BEGIN

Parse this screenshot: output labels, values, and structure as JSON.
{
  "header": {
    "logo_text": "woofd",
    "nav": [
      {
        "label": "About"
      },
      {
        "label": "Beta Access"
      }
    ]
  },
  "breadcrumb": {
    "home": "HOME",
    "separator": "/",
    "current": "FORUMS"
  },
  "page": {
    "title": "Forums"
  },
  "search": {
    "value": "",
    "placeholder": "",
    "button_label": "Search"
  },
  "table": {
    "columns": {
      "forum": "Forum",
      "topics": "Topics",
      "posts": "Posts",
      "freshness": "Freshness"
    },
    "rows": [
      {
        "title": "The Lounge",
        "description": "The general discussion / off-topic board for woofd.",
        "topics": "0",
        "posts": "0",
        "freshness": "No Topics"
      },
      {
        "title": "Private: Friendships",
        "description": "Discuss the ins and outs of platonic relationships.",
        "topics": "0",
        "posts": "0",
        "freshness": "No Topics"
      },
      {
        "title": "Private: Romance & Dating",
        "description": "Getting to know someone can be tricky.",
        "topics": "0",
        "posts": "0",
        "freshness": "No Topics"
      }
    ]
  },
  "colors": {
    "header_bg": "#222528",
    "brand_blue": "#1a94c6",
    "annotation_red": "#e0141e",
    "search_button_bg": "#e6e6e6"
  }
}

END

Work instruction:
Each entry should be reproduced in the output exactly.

Solution to this problem:
Parse this screenshot: output labels, values, and structure as JSON.
{
  "header": {
    "logo_text": "woofd",
    "nav": [
      {
        "label": "About"
      },
      {
        "label": "Beta Access"
      }
    ]
  },
  "breadcrumb": {
    "home": "HOME",
    "separator": "/",
    "current": "FORUMS"
  },
  "page": {
    "title": "Forums"
  },
  "search": {
    "value": "",
    "placeholder": "",
    "button_label": "Search"
  },
  "table": {
    "columns": {
      "forum": "Forum",
      "topics": "Topics",
      "posts": "Posts",
      "freshness": "Freshness"
    },
    "rows": [
      {
        "title": "The Lounge",
        "description": "The general discussion / off-topic board for woofd.",
        "topics": "0",
        "posts": "0",
        "freshness": "No Topics"
      },
      {
        "title": "Private: Friendships",
        "description": "Discuss the ins and outs of platonic relationships.",
        "topics": "0",
        "posts": "0",
        "freshness": "No Topics"
      },
      {
        "title": "Private: Romance & Dating",
        "description": "Getting to know someone can be tricky.",
        "topics": "0",
        "posts": "0",
        "freshness": "No Topics"
      }
    ]
  },
  "colors": {
    "header_bg": "#222528",
    "brand_blue": "#1a94c6",
    "annotation_red": "#e0141e",
    "search_button_bg": "#e6e6e6"
  }
}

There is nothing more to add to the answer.